SWITZERLAND - The Swiss government has followed the recommendation of the occupational pensions commission and cut the minimum interest rate in the second pillar to 1.5% for next year.
All Pensionskassen must now grant the minimum interest rate, or Mindestzins, on active members' savings accounts.
Since the creation of the second pillar in 1985, this minimum interest rate has been lowered from 4% to the current 2%.
In September, the commission on occupational pensions, BVG-Kommission, recommended a further cut to 1.5%.
The government has now followed this advice by setting the rate to 1.5% for 2012.
In a statement, the government said the rate change was an "appropriate response" to the current volatility on financial markets.
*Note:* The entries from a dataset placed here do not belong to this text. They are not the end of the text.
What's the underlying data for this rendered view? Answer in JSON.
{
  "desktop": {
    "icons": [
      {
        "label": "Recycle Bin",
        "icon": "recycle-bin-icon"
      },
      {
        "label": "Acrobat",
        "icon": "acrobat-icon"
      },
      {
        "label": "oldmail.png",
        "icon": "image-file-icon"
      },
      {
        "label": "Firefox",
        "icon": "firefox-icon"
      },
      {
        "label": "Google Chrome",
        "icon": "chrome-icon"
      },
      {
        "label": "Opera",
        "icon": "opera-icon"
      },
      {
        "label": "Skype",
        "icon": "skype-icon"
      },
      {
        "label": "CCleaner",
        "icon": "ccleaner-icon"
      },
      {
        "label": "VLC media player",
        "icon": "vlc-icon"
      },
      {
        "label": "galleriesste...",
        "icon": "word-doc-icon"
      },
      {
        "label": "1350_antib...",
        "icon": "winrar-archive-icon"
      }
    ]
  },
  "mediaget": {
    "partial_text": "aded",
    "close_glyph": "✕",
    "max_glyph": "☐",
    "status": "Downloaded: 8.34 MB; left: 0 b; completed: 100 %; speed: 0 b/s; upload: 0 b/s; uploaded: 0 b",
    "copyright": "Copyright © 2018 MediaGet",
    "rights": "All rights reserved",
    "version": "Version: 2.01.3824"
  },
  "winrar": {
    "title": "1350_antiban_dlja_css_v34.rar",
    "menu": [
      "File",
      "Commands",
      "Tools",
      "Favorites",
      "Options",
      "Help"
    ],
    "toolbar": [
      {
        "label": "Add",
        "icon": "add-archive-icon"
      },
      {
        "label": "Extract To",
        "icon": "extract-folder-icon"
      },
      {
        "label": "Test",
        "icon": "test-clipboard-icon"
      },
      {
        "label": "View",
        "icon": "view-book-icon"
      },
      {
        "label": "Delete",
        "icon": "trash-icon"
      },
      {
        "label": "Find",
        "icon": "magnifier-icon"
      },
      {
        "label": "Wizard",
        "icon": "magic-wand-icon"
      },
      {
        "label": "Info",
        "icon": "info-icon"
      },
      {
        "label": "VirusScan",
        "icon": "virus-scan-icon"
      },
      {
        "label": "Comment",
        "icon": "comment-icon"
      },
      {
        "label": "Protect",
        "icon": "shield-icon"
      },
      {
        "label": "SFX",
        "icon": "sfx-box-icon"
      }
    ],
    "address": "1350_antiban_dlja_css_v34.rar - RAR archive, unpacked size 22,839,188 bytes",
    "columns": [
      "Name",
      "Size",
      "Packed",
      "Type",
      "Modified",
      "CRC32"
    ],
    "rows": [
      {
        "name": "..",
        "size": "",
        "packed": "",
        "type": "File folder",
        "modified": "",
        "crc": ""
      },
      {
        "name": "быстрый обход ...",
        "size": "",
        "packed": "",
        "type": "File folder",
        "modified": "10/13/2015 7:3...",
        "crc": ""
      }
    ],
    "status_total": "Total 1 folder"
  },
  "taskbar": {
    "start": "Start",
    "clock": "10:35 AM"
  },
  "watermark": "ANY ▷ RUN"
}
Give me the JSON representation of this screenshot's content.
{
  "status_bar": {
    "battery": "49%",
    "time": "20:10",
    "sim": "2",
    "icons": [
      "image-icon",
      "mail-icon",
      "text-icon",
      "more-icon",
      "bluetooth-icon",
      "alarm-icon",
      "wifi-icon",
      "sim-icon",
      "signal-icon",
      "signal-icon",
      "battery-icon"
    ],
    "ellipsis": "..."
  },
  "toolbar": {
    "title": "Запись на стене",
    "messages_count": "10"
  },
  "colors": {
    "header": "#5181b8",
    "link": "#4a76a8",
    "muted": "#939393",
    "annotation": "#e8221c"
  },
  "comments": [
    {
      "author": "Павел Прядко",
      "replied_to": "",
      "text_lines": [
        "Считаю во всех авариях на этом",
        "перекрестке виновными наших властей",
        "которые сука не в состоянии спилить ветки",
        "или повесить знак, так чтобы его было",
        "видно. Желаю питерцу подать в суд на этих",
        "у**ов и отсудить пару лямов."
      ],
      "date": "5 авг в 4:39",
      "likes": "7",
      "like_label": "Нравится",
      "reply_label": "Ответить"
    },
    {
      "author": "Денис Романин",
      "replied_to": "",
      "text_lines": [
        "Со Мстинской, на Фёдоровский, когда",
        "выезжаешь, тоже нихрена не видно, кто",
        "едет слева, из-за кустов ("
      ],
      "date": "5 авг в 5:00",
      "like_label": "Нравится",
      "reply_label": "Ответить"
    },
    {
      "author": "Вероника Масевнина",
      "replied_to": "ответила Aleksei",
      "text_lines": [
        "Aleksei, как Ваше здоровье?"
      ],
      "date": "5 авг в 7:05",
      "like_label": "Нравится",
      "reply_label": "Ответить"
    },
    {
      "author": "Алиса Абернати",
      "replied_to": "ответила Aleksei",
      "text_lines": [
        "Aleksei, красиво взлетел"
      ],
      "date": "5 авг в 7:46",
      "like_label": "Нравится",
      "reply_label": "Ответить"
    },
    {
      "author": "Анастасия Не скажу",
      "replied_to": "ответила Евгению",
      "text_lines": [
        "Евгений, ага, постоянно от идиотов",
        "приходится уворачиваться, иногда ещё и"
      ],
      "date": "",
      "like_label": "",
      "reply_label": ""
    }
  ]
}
Christoph Ryter, president of pension fund association ASIP, said: "1.5% is a step in the right direction, and we can live with that."
Othmar Simeon, managing director at Swisscanto, told IPE that 1.5% seemed "very little", but, given the market returns, is "still too high".
According to chartered pension fund expert and consultant Claude Chuard, the figure is "more realistic but still too high".
The BVG-Kommission and the government are basing their calculations for the rate on the long-term average yield of seven-year Swiss government bonds, as well as a portfolio of equities, bonds and real estate in the Pictet BVG Index 93 and the IPD Wüest & Partner Index.
In the course of the debates in the BVG-Kommission, the unions had voted to keep the rate at 2%, while employee representatives suggested a rate between 1.75% and 1.25%, and the Swiss insurance association SVV demanded a cut to 1%.
Read more about pensions in Switzerland in general and the minimum interest rate in particular in IPE's December issue.